In mounting the fundraising effort and hiring the attorney, Mahoney signaled the officers’ intent to fully pursue their suit, which alleges the policies violate their constitutional right to self-defense and put them and the public in danger.
The legal battle has grown increasingly acrimonious, with the officers alleging in court papers last week that the city is “playing politics” with their lives.
On Thursday, attorneys for the federal monitor tracking the reforms, who is named in the suit, complained that a Seattle police officer not involved in the case refused to accept service of a motion to dismiss being delivered to 98 officers in the North Precinct.

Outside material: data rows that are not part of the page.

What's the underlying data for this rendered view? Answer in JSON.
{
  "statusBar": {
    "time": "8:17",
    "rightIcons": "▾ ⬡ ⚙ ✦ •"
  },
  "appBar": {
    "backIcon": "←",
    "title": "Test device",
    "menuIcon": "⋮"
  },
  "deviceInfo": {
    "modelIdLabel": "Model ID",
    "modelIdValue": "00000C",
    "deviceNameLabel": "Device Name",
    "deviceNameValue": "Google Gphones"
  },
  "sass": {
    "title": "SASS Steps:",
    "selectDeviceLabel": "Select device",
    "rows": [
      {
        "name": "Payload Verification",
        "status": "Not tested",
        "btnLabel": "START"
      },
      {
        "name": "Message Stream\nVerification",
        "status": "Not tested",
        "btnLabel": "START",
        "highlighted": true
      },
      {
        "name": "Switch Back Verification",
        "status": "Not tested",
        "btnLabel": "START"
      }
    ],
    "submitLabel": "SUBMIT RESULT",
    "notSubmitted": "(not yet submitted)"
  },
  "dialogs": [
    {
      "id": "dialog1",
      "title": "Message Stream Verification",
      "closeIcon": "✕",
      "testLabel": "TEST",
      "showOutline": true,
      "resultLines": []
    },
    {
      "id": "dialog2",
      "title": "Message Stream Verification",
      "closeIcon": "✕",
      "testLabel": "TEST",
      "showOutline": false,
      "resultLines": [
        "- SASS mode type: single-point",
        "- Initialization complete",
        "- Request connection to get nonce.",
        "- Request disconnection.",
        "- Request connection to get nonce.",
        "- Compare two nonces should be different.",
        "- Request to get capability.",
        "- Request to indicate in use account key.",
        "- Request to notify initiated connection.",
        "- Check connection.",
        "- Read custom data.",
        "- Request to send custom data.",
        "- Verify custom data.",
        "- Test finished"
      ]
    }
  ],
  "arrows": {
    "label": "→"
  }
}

The officer said he would need legal guidance.
The use-of-force policies, which went into effect Jan. 1, grew out of a U.S. Department of Justice investigation that found Seattle police had routinely used excessive force and displayed disturbing, if inconclusive evidence, of biased policing.
Under a 2012 consent decree, the city agreed to adopt reforms to curtail unnecessary force and discriminatory policing.
The officers challenging the policies represent a fraction of the 1,200-member department, but their suit has proved to be a public-relations thorn for the city.
Seattle police declined to comment Thursday on the fundraising effort, but Mayor Ed Murray, new Police Chief Kathleen O’Toole and other city leaders have repeatedly expressed their full support for the reforms.
The Seattle Police Officers’ Guild has rejected the litigation, noting there was a review process currently under way to examine the need for altering the policies.
But the officers have pressed ahead, illustrated by the effort on San Diego-based GoFundMe, which was launched in 2010 and bills itself as “The World’s #1 Personal Fundraising Websites.”
“This case may affect American law enforcement and public safety for decades to come,” Mahoney wrote on his fundraising page. “We are prepared to pursue it as far as necessary.”
While the officers aren’t opposed to reform, Mahoney wrote, they can’t support policies that infringe on the rights of the “very people sworn to uphold and protect the Constitution.”
Justice Department attorneys and their Seattle “representatives” have decided they know better what is reasonable, Mahoney asserts, ignoring experienced, highly trained officers “working the street every day” and the U.S. Supreme Court’s acknowledgment of the “natural individual right” of self-defense.
They want officers to “first go through a complicated, contradictory and confusing checklist of requirements, criteria and options” during tense, uncertain and rapidly unfolding events, rather than respond to “immediate threats of harm” with reasonable force, the 16-year veteran wrote.
The officers’ suit is before U.S. District Judge Marsha Pechman.
City attorneys have moved to dismiss the suit, arguing that the use-of-force policy provides officers “reasonable latitude” to safely perform a job recognized to be “dynamic” and involve “split-second decision-making.”
Mahoney, 51, who in 2012 earned more than $102,000 in regular and overtime pay, offers a different picture.
“This policy is the greatest threat to the city’s public safety in our time,” he wrote on the fundraising page. “It unabashedly promotes the interests and rights of criminal suspects above those of both law-abiding citizens and officers.”
As of Thursday, the page listed 12 donations in five days, including some from officers who are part of the suit and others from anonymous contributors.
Mahoney did not respond to a phone message and email Thursday.